## Prompt
The output must be the data, printed exactly as written.
START Information provided
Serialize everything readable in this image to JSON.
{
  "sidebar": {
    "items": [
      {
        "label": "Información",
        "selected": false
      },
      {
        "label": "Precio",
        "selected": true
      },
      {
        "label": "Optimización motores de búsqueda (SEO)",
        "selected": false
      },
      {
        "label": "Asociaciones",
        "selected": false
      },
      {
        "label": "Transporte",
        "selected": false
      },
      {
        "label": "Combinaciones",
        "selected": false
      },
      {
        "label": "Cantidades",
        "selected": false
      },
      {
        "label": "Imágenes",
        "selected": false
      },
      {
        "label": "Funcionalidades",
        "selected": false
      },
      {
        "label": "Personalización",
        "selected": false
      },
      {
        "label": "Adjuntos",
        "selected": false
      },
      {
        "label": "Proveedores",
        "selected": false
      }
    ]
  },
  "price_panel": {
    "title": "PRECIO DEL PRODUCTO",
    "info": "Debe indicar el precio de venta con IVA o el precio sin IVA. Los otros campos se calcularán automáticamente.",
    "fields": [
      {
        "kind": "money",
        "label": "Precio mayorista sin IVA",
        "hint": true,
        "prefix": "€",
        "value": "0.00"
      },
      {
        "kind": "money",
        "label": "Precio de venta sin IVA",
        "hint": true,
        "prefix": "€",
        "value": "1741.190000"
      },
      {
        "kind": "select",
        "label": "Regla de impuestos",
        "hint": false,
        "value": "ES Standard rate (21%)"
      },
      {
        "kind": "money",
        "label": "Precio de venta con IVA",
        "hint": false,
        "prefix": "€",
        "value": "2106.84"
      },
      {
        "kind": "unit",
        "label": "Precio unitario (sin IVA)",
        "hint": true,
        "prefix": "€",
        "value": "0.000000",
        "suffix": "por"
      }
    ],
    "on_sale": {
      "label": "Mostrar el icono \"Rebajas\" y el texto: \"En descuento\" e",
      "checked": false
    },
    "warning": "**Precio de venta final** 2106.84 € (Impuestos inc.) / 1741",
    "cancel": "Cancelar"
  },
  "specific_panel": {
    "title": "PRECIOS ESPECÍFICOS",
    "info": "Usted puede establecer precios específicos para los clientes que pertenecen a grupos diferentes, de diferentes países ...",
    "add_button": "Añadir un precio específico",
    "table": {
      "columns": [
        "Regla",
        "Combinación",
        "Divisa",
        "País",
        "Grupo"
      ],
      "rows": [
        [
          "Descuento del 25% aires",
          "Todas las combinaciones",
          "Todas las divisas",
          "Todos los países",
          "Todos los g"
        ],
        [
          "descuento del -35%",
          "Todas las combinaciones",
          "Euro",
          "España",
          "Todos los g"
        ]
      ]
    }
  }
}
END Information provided
## Response
Serialize everything readable in this image to JSON.
{
  "sidebar": {
    "items": [
      {
        "label": "Información",
        "selected": false
      },
      {
        "label": "Precio",
        "selected": true
      },
      {
        "label": "Optimización motores de búsqueda (SEO)",
        "selected": false
      },
      {
        "label": "Asociaciones",
        "selected": false
      },
      {
        "label": "Transporte",
        "selected": false
      },
      {
        "label": "Combinaciones",
        "selected": false
      },
      {
        "label": "Cantidades",
        "selected": false
      },
      {
        "label": "Imágenes",
        "selected": false
      },
      {
        "label": "Funcionalidades",
        "selected": false
      },
      {
        "label": "Personalización",
        "selected": false
      },
      {
        "label": "Adjuntos",
        "selected": false
      },
      {
        "label": "Proveedores",
        "selected": false
      }
    ]
  },
  "price_panel": {
    "title": "PRECIO DEL PRODUCTO",
    "info": "Debe indicar el precio de venta con IVA o el precio sin IVA. Los otros campos se calcularán automáticamente.",
    "fields": [
      {
        "kind": "money",
        "label": "Precio mayorista sin IVA",
        "hint": true,
        "prefix": "€",
        "value": "0.00"
      },
      {
        "kind": "money",
        "label": "Precio de venta sin IVA",
        "hint": true,
        "prefix": "€",
        "value": "1741.190000"
      },
      {
        "kind": "select",
        "label": "Regla de impuestos",
        "hint": false,
        "value": "ES Standard rate (21%)"
      },
      {
        "kind": "money",
        "label": "Precio de venta con IVA",
        "hint": false,
        "prefix": "€",
        "value": "2106.84"
      },
      {
        "kind": "unit",
        "label": "Precio unitario (sin IVA)",
        "hint": true,
        "prefix": "€",
        "value": "0.000000",
        "suffix": "por"
      }
    ],
    "on_sale": {
      "label": "Mostrar el icono \"Rebajas\" y el texto: \"En descuento\" e",
      "checked": false
    },
    "warning": "**Precio de venta final** 2106.84 € (Impuestos inc.) / 1741",
    "cancel": "Cancelar"
  },
  "specific_panel": {
    "title": "PRECIOS ESPECÍFICOS",
    "info": "Usted puede establecer precios específicos para los clientes que pertenecen a grupos diferentes, de diferentes países ...",
    "add_button": "Añadir un precio específico",
    "table": {
      "columns": [
        "Regla",
        "Combinación",
        "Divisa",
        "País",
        "Grupo"
      ],
      "rows": [
        [
          "Descuento del 25% aires",
          "Todas las combinaciones",
          "Todas las divisas",
          "Todos los países",
          "Todos los g"
        ],
        [
          "descuento del -35%",
          "Todas las combinaciones",
          "Euro",
          "España",
          "Todos los g"
        ]
      ]
    }
  }
}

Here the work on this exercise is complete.